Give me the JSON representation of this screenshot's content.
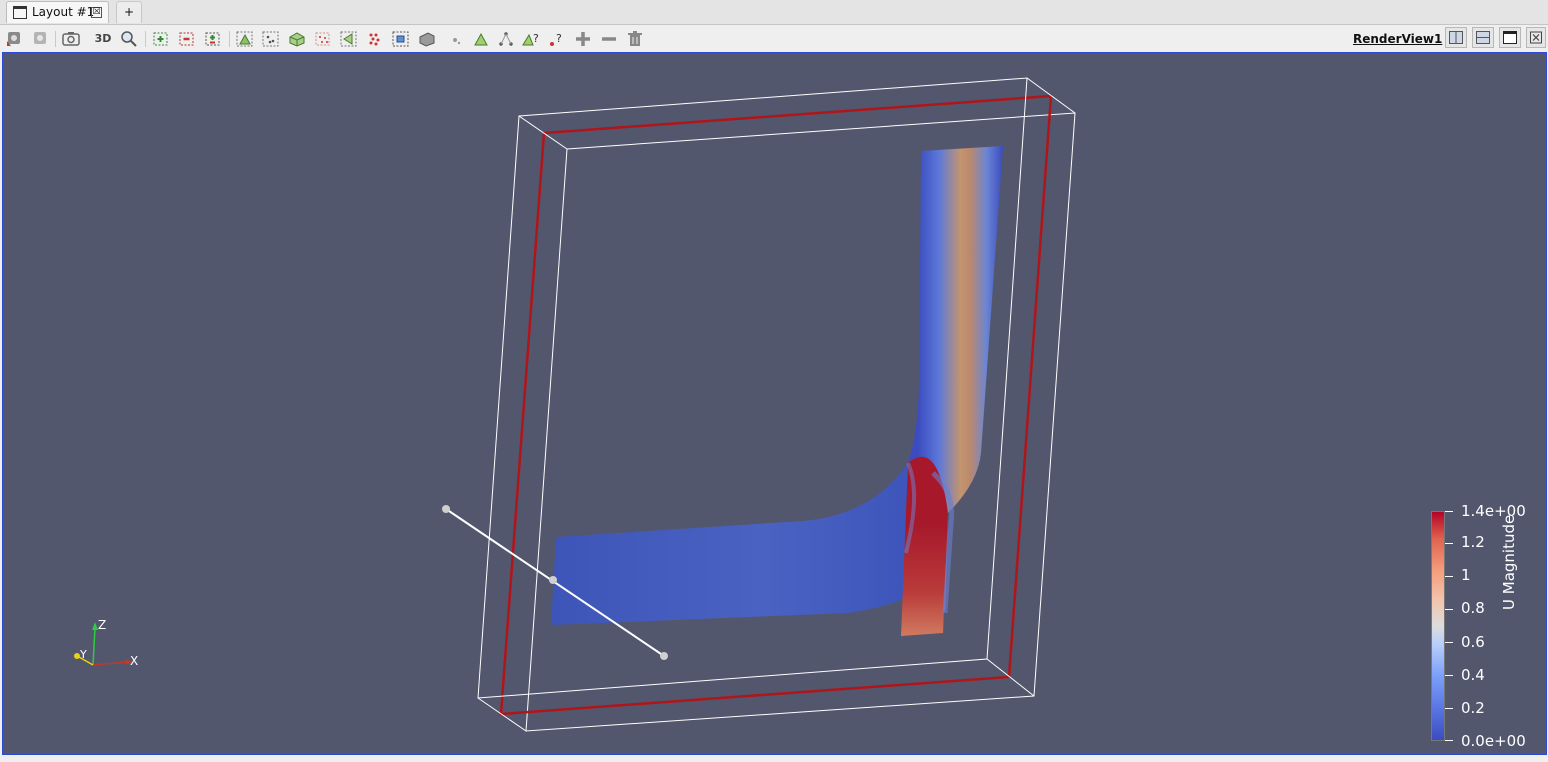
{
  "tabs": [
    {
      "label": "Layout #1",
      "close": "☒"
    }
  ],
  "add_tab_label": "+",
  "toolbar": {
    "three_d_label": "3D",
    "buttons": [
      "reset-camera-icon",
      "reset-camera-closest-icon",
      "capture-screenshot-icon",
      "3d-toggle",
      "zoom-to-data-icon",
      "zoom-to-box-icon",
      "zoom-out-box-icon",
      "zoom-closest-icon",
      "select-surface-cells-icon",
      "select-surface-points-icon",
      "select-frustum-cells-icon",
      "select-frustum-points-icon",
      "select-polygon-cells-icon",
      "select-polygon-points-icon",
      "select-block-icon",
      "interactive-select-icon",
      "hover-points-icon",
      "hover-cells-icon",
      "grow-selection-icon",
      "shrink-selection-icon",
      "clear-selection-icon"
    ]
  },
  "render_view": {
    "title": "RenderView1",
    "controls": [
      "split-horizontal-icon",
      "split-vertical-icon",
      "maximize-icon",
      "close-icon"
    ]
  },
  "colors": {
    "background": "#52576e",
    "outline": "#ffffff",
    "highlight_box": "#b0151a",
    "cold": "#3b4cc0",
    "hot": "#b40426"
  },
  "axes_widget": {
    "x": "X",
    "y": "Y",
    "z": "Z"
  },
  "color_legend": {
    "title": "U Magnitude",
    "range": [
      0.0,
      1.4
    ],
    "labels": [
      "1.4e+00",
      "1.2",
      "1",
      "0.8",
      "0.6",
      "0.4",
      "0.2",
      "0.0e+00"
    ]
  }
}
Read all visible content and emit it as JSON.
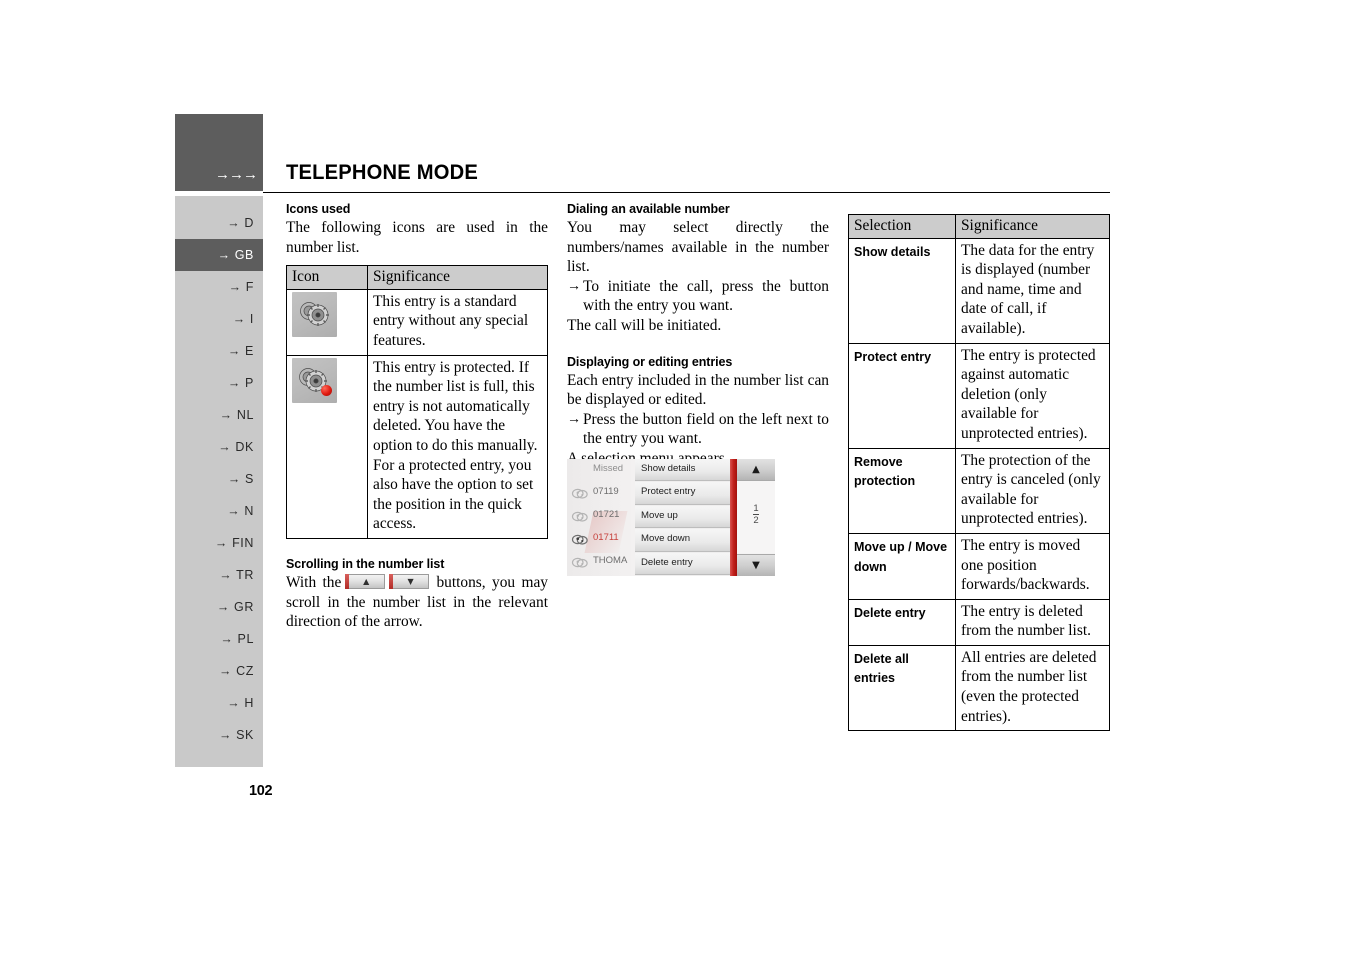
{
  "sidebar": {
    "top_arrows": "→→→",
    "items": [
      {
        "label": "→ D",
        "active": false
      },
      {
        "label": "→ GB",
        "active": true
      },
      {
        "label": "→ F",
        "active": false
      },
      {
        "label": "→ I",
        "active": false
      },
      {
        "label": "→ E",
        "active": false
      },
      {
        "label": "→ P",
        "active": false
      },
      {
        "label": "→ NL",
        "active": false
      },
      {
        "label": "→ DK",
        "active": false
      },
      {
        "label": "→ S",
        "active": false
      },
      {
        "label": "→ N",
        "active": false
      },
      {
        "label": "→ FIN",
        "active": false
      },
      {
        "label": "→ TR",
        "active": false
      },
      {
        "label": "→ GR",
        "active": false
      },
      {
        "label": "→ PL",
        "active": false
      },
      {
        "label": "→ CZ",
        "active": false
      },
      {
        "label": "→ H",
        "active": false
      },
      {
        "label": "→ SK",
        "active": false
      }
    ],
    "active_color": "#5d5d5d",
    "background_color": "#c9c9c9"
  },
  "header": {
    "title": "TELEPHONE MODE"
  },
  "footer": {
    "page_number": "102"
  },
  "col1": {
    "heading": "Icons used",
    "intro": "The following icons are used in the number list.",
    "table": {
      "headers": [
        "Icon",
        "Significance"
      ],
      "rows": [
        {
          "icon": "gear-standard-icon",
          "significance": "This entry is a standard entry without any special features."
        },
        {
          "icon": "gear-protected-icon",
          "significance": "This entry is protected. If the number list is full, this entry is not automatically deleted. You have the option to do this manually. For a protected entry, you also have the option to set the position in the quick access."
        }
      ]
    },
    "scroll_heading": "Scrolling in the number list",
    "scroll_text_before": "With the",
    "scroll_btn_up": "▲",
    "scroll_btn_down": "▼",
    "scroll_text_after": "buttons, you may scroll in the number list in the relevant direction of the arrow."
  },
  "col2": {
    "heading1": "Dialing an available number",
    "para1": "You may select directly the numbers/names available in the number list.",
    "bullet1_arrow": "→",
    "bullet1": "To initiate the call, press the button with the entry you want.",
    "para2": "The call will be initiated.",
    "heading2": "Displaying or editing entries",
    "para3": "Each entry included in the number list can be displayed or edited.",
    "bullet2_arrow": "→",
    "bullet2": "Press the button field on the left next to the entry you want.",
    "para4": "A selection menu appears.",
    "screenshot": {
      "list_header": "Missed",
      "rows": [
        {
          "number": "07119",
          "state": "normal"
        },
        {
          "number": "01721",
          "state": "normal"
        },
        {
          "number": "01711",
          "state": "active"
        },
        {
          "number": "THOMA",
          "state": "normal"
        }
      ],
      "menu_items": [
        "Show details",
        "Protect entry",
        "Move up",
        "Move down",
        "Delete entry"
      ],
      "nav_up": "▲",
      "nav_down": "▼",
      "page_current": "1",
      "page_total": "2",
      "accent_color": "#c0201b"
    }
  },
  "col3": {
    "table": {
      "headers": [
        "Selection",
        "Significance"
      ],
      "rows": [
        {
          "selection": "Show details",
          "significance": "The data for the entry is displayed (number and name, time and date of call, if available)."
        },
        {
          "selection": "Protect entry",
          "significance": "The entry is protected against automatic deletion (only available for unprotected entries)."
        },
        {
          "selection": "Remove protection",
          "significance": "The protection of the entry is canceled (only available for unprotected entries)."
        },
        {
          "selection": "Move up / Move down",
          "significance": "The entry is moved one position forwards/backwards."
        },
        {
          "selection": "Delete entry",
          "significance": "The entry is deleted from the number list."
        },
        {
          "selection": "Delete all entries",
          "significance": "All entries are deleted from the number list (even the protected entries)."
        }
      ]
    }
  }
}
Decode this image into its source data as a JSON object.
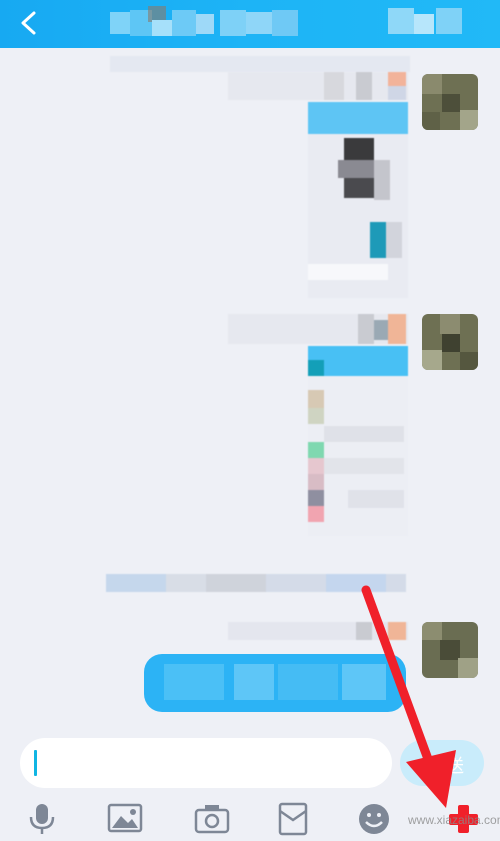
{
  "header": {
    "back_icon": "back-arrow-icon"
  },
  "input": {
    "value": "",
    "placeholder": ""
  },
  "send_button": {
    "label": "发送",
    "visible_label": "送"
  },
  "toolbar": {
    "items": [
      {
        "icon": "microphone-icon"
      },
      {
        "icon": "image-icon"
      },
      {
        "icon": "camera-icon"
      },
      {
        "icon": "red-envelope-icon"
      },
      {
        "icon": "emoji-icon"
      },
      {
        "icon": "plus-icon"
      }
    ]
  },
  "watermark": {
    "text": "www.xiazaiba.com"
  },
  "colors": {
    "header": "#1db4f6",
    "background": "#eef0f6",
    "bubble_blue": "#2cb3f5",
    "arrow_red": "#f0202a",
    "caret": "#10b5e3"
  }
}
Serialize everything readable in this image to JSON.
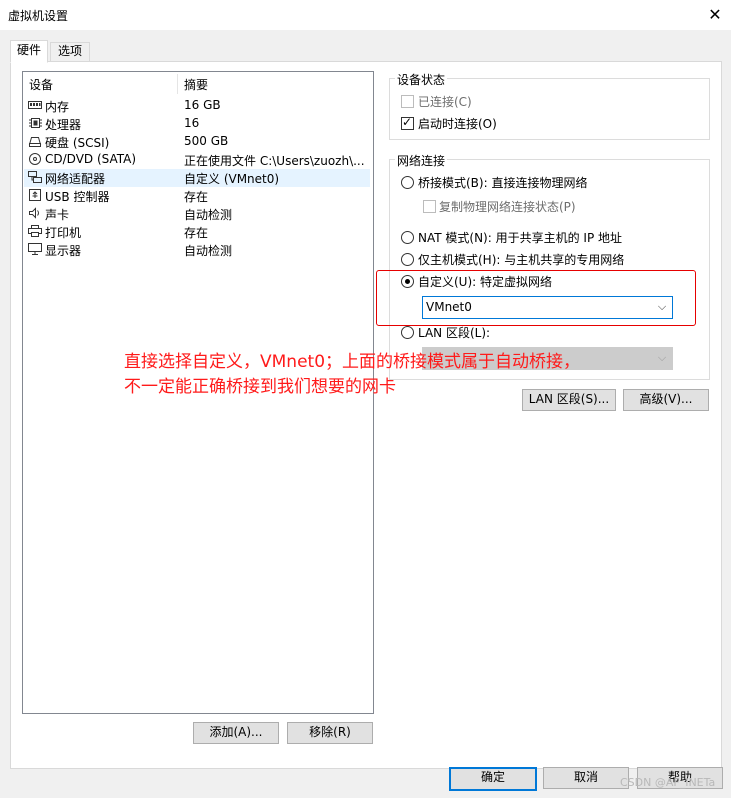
{
  "window": {
    "title": "虚拟机设置"
  },
  "tabs": [
    {
      "label": "硬件",
      "active": true
    },
    {
      "label": "选项",
      "active": false
    }
  ],
  "device_list": {
    "columns": [
      "设备",
      "摘要"
    ],
    "rows": [
      {
        "icon": "memory-icon",
        "name": "内存",
        "summary": "16 GB"
      },
      {
        "icon": "cpu-icon",
        "name": "处理器",
        "summary": "16"
      },
      {
        "icon": "disk-icon",
        "name": "硬盘 (SCSI)",
        "summary": "500 GB"
      },
      {
        "icon": "cdrom-icon",
        "name": "CD/DVD (SATA)",
        "summary": "正在使用文件 C:\\Users\\zuozh\\..."
      },
      {
        "icon": "network-adapter-icon",
        "name": "网络适配器",
        "summary": "自定义 (VMnet0)",
        "selected": true
      },
      {
        "icon": "usb-icon",
        "name": "USB 控制器",
        "summary": "存在"
      },
      {
        "icon": "speaker-icon",
        "name": "声卡",
        "summary": "自动检测"
      },
      {
        "icon": "printer-icon",
        "name": "打印机",
        "summary": "存在"
      },
      {
        "icon": "monitor-icon",
        "name": "显示器",
        "summary": "自动检测"
      }
    ]
  },
  "device_status": {
    "title": "设备状态",
    "connected": {
      "label": "已连接(C)",
      "checked": false,
      "enabled": false
    },
    "connect_at_power_on": {
      "label": "启动时连接(O)",
      "checked": true,
      "enabled": true
    }
  },
  "network_connection": {
    "title": "网络连接",
    "bridged": {
      "label": "桥接模式(B): 直接连接物理网络",
      "selected": false
    },
    "replicate_state": {
      "label": "复制物理网络连接状态(P)",
      "checked": false,
      "enabled": false
    },
    "nat": {
      "label": "NAT 模式(N): 用于共享主机的 IP 地址",
      "selected": false
    },
    "host_only": {
      "label": "仅主机模式(H): 与主机共享的专用网络",
      "selected": false
    },
    "custom": {
      "label": "自定义(U): 特定虚拟网络",
      "selected": true
    },
    "custom_select_value": "VMnet0",
    "lan_segment": {
      "label": "LAN 区段(L):",
      "selected": false
    },
    "lan_select_value": ""
  },
  "buttons": {
    "lan_segments": "LAN 区段(S)...",
    "advanced": "高级(V)...",
    "add": "添加(A)...",
    "remove": "移除(R)",
    "ok": "确定",
    "cancel": "取消",
    "help": "帮助"
  },
  "annotation": {
    "line1": "直接选择自定义，VMnet0；上面的桥接模式属于自动桥接，",
    "line2": "不一定能正确桥接到我们想要的网卡",
    "color": "#ff1a1a"
  },
  "watermark": "CSDN @AF_INETa",
  "colors": {
    "selection": "#e5f3ff",
    "focus_border": "#0078d7",
    "annotation_border": "#e60000"
  }
}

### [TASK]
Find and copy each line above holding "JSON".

### [OUTPUT BELOW]
Give me the JSON representation of this screenshot's content.
Read all visible content and emit it as JSON.
Decode this image into its source data as a JSON object.
Serialize everything readable in this image to JSON.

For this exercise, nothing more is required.